##### Information shown #####
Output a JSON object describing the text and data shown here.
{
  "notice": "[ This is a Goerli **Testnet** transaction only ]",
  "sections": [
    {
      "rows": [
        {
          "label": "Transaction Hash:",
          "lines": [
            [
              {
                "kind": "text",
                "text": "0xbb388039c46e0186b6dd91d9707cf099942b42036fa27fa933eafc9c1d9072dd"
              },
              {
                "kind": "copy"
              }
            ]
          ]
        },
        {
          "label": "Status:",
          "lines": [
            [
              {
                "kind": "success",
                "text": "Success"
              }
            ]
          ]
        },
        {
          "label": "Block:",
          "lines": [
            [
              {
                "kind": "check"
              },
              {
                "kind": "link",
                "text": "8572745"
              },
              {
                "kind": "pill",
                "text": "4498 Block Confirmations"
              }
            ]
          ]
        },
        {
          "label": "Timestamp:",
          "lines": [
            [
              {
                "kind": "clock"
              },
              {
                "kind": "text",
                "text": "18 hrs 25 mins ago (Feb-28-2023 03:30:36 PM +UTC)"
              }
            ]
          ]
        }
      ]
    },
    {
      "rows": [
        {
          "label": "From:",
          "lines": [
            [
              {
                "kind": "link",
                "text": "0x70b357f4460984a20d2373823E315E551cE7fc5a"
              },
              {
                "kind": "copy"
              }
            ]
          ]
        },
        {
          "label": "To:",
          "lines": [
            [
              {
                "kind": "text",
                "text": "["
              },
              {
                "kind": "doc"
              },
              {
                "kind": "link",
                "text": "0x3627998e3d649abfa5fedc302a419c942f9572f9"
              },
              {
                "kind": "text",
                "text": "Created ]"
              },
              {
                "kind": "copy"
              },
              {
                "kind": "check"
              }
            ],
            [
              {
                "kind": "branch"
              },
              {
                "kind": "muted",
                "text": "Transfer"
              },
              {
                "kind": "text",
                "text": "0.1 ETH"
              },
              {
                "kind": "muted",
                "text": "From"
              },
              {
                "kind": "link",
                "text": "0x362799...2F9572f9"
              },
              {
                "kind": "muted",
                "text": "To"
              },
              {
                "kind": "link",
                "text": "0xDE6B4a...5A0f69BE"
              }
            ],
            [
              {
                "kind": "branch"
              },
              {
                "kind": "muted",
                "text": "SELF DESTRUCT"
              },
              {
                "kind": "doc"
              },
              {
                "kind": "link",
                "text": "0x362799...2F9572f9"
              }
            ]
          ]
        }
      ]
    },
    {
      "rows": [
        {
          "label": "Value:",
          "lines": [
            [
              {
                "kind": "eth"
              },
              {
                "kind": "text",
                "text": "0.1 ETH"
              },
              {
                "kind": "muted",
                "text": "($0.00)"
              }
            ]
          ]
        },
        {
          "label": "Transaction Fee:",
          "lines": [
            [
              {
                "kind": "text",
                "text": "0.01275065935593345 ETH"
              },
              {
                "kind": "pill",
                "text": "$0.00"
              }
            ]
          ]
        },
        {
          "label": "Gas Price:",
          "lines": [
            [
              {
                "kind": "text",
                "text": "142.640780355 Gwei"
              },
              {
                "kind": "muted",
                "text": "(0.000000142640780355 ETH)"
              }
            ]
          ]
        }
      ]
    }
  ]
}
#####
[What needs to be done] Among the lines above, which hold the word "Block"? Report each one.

[Written answer]
          "label": "Block:",
                "text": "4498 Block Confirmations"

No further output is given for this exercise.